◆ Source data ◆
+ + + + + + +

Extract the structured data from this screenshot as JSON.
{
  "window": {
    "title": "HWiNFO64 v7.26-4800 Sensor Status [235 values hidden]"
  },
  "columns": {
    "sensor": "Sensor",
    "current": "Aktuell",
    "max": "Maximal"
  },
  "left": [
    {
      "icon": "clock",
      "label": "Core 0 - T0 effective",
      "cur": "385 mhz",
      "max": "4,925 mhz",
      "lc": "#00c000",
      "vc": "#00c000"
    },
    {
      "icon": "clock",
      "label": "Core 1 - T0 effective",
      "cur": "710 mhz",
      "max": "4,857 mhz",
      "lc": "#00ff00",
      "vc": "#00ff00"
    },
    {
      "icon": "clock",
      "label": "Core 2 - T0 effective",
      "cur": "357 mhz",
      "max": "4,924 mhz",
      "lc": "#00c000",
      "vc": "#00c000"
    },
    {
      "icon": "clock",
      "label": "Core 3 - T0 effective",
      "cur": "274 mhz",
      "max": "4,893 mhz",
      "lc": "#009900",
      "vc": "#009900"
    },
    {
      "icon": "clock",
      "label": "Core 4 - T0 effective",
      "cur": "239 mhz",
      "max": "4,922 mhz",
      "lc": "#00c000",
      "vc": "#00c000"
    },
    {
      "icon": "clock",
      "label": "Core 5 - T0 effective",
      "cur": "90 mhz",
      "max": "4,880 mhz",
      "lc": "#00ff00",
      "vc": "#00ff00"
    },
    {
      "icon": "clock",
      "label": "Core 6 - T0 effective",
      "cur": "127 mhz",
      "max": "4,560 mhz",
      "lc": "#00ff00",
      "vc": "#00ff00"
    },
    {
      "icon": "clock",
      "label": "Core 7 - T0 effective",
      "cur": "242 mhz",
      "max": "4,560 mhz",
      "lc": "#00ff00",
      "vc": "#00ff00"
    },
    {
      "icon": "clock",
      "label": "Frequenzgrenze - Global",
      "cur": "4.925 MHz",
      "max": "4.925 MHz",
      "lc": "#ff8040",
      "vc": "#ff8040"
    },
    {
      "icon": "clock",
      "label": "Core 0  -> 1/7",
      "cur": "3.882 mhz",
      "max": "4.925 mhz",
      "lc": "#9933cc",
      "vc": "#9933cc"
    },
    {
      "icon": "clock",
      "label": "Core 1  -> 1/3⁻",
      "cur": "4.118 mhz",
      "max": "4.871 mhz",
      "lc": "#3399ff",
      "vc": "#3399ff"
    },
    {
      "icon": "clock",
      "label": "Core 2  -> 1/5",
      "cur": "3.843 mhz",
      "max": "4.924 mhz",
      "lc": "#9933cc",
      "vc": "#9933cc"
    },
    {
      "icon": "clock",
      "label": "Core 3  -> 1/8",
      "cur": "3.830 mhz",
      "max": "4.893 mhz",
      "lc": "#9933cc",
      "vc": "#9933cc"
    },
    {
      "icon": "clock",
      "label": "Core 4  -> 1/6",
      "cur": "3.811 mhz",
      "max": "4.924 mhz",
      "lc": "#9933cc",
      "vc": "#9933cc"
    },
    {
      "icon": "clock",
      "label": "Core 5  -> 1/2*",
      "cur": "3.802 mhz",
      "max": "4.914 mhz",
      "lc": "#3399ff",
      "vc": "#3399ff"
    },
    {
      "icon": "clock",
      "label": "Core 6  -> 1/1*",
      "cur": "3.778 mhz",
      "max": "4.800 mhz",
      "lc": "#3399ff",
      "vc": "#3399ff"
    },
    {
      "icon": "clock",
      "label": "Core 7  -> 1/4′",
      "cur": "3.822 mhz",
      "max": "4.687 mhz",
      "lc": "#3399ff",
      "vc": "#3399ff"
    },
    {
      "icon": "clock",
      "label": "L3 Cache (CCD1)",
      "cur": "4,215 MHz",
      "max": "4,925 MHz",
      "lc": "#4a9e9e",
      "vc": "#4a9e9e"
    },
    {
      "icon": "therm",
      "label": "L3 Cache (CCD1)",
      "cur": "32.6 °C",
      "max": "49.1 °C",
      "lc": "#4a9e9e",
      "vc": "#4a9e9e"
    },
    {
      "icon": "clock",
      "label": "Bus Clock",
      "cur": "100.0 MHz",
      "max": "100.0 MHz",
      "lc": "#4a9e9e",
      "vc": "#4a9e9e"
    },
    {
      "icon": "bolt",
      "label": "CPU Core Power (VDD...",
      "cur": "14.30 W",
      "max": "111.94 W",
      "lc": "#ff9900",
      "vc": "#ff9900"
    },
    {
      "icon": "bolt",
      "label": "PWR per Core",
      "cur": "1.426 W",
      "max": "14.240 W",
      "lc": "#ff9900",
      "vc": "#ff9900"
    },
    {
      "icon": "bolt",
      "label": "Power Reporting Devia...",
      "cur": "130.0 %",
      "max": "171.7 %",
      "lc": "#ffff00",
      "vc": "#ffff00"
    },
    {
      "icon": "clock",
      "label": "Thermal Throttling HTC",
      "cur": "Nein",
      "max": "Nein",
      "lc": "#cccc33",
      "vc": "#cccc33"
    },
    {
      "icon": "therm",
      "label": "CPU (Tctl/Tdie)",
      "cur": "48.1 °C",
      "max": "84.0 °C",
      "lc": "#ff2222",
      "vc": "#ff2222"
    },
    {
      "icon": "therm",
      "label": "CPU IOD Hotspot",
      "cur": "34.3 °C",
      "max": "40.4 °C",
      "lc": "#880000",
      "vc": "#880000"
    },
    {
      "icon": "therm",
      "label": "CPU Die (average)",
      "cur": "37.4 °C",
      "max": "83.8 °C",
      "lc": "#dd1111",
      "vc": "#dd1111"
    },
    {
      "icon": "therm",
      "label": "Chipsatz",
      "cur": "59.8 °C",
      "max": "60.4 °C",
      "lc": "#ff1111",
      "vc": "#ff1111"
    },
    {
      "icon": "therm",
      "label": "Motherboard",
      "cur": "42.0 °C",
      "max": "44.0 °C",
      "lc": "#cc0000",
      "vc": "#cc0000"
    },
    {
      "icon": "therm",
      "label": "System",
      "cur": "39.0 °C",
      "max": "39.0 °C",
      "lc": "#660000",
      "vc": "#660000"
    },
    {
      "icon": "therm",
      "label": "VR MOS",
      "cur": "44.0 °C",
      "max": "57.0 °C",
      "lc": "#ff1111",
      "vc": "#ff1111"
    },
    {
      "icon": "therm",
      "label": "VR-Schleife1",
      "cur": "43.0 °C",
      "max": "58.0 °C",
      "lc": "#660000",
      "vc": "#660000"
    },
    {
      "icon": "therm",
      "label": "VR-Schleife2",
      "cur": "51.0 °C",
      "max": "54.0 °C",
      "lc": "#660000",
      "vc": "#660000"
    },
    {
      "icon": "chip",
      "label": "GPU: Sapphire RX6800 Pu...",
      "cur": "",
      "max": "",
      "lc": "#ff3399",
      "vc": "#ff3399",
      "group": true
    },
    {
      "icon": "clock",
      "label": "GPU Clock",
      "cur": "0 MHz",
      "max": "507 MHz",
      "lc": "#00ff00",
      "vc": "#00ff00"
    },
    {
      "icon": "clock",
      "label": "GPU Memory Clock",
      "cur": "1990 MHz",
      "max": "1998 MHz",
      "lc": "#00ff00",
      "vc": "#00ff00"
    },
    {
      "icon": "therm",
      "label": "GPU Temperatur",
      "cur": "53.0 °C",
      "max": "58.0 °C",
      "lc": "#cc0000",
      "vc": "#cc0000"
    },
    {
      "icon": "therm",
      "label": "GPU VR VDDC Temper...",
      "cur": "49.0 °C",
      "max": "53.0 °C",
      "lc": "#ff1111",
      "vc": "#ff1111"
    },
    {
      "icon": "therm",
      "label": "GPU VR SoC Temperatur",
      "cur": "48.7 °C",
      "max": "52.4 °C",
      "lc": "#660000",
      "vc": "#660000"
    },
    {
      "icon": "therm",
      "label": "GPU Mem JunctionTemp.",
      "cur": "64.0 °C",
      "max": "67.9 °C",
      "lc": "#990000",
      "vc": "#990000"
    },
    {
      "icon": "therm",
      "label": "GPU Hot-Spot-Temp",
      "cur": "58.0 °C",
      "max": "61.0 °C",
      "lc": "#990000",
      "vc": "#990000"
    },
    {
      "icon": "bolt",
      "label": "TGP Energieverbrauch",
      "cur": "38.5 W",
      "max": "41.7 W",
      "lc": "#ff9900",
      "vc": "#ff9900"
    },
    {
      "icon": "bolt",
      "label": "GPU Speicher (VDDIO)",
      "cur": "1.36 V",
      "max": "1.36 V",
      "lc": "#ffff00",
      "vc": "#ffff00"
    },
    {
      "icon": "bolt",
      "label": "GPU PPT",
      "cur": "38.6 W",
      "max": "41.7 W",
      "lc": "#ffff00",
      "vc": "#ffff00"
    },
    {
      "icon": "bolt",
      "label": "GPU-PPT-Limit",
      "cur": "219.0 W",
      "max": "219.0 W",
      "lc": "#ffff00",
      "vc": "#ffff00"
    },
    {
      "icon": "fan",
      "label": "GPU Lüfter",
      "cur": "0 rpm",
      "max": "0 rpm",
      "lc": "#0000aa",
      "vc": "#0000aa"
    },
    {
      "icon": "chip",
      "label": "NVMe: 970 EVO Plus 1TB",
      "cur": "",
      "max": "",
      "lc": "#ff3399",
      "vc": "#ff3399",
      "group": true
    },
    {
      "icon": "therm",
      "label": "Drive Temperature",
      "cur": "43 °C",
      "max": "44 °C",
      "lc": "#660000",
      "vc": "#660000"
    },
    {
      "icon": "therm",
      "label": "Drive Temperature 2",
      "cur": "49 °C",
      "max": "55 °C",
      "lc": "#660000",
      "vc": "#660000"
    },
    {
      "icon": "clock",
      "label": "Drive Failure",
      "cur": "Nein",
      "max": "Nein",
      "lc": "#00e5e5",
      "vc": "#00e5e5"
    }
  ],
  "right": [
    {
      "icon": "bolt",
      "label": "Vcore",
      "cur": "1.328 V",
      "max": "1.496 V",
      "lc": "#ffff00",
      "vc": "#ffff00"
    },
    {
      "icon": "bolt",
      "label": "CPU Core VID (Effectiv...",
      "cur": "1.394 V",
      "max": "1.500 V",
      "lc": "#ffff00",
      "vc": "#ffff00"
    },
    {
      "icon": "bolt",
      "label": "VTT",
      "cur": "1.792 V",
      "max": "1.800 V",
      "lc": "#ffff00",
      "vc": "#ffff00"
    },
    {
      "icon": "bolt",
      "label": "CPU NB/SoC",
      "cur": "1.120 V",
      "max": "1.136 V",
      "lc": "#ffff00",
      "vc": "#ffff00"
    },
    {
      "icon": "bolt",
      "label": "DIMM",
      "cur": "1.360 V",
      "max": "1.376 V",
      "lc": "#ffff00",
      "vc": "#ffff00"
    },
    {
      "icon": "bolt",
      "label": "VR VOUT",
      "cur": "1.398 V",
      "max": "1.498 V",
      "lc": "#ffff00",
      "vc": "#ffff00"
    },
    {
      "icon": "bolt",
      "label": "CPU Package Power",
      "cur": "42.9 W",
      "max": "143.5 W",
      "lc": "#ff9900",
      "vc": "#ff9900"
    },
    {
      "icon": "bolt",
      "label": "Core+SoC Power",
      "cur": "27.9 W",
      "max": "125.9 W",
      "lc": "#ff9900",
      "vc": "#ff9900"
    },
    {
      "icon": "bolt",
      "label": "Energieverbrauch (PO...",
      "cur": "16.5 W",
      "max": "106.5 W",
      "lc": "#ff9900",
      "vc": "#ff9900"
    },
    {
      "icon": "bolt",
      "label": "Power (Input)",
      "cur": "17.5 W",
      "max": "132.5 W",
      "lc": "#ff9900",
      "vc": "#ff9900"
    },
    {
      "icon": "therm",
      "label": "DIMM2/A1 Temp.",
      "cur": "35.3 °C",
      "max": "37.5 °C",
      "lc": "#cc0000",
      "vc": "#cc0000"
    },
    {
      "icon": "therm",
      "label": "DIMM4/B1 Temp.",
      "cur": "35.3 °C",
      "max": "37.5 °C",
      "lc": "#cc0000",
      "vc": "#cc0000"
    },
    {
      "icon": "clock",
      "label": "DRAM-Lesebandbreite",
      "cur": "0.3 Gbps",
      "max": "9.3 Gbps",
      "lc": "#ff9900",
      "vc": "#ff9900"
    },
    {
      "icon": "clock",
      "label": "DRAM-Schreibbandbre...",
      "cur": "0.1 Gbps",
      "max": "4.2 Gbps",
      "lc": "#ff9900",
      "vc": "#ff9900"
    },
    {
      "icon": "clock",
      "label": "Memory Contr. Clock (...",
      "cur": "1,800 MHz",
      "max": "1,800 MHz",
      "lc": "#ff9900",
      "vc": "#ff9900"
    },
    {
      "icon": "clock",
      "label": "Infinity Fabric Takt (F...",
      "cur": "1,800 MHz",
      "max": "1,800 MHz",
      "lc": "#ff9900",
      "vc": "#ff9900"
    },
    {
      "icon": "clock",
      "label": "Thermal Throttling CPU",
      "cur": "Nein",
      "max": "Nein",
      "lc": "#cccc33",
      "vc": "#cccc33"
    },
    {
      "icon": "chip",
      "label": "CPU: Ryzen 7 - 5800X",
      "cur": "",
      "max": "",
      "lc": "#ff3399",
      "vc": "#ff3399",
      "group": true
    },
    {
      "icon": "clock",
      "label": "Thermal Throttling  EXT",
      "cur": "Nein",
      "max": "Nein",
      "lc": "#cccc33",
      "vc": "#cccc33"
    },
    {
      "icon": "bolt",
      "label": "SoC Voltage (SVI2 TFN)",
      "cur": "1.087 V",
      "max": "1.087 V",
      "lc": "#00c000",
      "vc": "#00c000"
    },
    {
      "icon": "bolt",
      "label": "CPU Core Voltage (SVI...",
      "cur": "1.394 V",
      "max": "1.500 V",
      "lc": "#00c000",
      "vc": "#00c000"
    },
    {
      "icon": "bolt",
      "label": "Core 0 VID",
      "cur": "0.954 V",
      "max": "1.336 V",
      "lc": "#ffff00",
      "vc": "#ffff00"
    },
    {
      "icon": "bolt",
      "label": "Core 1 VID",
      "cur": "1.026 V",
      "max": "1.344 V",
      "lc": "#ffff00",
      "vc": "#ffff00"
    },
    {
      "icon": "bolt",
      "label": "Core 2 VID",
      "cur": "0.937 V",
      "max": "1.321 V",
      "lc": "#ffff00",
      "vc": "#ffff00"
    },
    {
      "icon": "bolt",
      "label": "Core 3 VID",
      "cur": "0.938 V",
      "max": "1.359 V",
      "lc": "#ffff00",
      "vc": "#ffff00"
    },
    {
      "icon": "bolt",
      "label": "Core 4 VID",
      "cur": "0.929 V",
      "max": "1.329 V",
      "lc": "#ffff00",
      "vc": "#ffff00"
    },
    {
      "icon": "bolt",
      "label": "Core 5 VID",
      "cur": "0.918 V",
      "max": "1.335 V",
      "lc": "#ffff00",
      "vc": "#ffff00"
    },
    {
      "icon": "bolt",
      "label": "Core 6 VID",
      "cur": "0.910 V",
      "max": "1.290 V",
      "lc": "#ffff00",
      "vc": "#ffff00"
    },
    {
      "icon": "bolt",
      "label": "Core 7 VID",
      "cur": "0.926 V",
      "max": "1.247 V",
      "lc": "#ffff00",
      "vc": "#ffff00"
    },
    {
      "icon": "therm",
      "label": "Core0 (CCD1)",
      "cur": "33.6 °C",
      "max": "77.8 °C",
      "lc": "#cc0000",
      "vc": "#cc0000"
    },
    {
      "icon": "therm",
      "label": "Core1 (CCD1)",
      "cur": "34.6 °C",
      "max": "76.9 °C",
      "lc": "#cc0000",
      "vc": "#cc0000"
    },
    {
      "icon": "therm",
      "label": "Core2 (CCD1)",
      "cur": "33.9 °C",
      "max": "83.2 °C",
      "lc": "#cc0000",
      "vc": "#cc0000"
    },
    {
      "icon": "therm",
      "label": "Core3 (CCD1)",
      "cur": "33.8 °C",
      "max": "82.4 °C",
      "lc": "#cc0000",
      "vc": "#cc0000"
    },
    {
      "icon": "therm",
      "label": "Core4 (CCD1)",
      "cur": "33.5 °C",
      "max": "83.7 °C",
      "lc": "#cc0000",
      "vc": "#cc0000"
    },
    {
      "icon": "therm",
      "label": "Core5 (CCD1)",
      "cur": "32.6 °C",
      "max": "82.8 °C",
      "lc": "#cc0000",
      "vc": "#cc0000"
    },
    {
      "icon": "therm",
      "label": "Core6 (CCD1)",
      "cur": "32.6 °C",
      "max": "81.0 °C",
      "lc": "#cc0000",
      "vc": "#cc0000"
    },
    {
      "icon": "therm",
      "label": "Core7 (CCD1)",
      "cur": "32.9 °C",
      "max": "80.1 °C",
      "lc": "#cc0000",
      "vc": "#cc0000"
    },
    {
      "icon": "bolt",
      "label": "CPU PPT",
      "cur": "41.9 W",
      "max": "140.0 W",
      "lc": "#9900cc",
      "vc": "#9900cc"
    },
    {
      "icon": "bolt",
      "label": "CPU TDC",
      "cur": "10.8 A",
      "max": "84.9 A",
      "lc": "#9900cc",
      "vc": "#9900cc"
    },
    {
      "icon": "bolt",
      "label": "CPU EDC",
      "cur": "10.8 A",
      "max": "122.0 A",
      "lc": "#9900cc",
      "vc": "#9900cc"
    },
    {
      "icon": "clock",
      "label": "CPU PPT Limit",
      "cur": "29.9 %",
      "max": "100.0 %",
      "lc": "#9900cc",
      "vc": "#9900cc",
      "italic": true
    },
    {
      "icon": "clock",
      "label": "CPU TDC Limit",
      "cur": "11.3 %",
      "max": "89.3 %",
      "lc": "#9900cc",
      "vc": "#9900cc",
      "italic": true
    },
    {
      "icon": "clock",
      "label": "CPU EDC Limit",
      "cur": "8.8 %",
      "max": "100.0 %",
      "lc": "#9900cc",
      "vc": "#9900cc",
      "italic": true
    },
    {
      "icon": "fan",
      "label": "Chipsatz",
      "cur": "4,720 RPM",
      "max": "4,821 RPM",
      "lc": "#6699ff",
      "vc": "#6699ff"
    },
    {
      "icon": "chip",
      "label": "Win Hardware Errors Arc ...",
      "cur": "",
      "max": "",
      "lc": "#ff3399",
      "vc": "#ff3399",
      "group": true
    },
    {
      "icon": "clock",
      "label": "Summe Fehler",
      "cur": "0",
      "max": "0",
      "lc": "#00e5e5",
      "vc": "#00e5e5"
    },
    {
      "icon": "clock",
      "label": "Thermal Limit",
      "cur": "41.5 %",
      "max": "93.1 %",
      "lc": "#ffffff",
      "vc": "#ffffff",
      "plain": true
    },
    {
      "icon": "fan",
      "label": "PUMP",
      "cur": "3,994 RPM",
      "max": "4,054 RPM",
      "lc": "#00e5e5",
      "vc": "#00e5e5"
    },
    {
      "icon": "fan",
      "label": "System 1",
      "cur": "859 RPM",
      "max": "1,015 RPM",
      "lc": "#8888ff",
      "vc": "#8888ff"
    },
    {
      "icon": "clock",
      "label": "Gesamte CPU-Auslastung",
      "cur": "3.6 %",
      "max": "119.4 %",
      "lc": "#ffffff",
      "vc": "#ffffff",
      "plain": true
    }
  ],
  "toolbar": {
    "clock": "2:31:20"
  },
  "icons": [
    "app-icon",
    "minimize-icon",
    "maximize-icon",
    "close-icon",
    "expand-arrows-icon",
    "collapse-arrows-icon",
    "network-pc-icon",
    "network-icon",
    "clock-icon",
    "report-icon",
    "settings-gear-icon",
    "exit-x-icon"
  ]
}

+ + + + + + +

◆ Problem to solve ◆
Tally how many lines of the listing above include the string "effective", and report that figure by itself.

◆ Problem solution ◆
8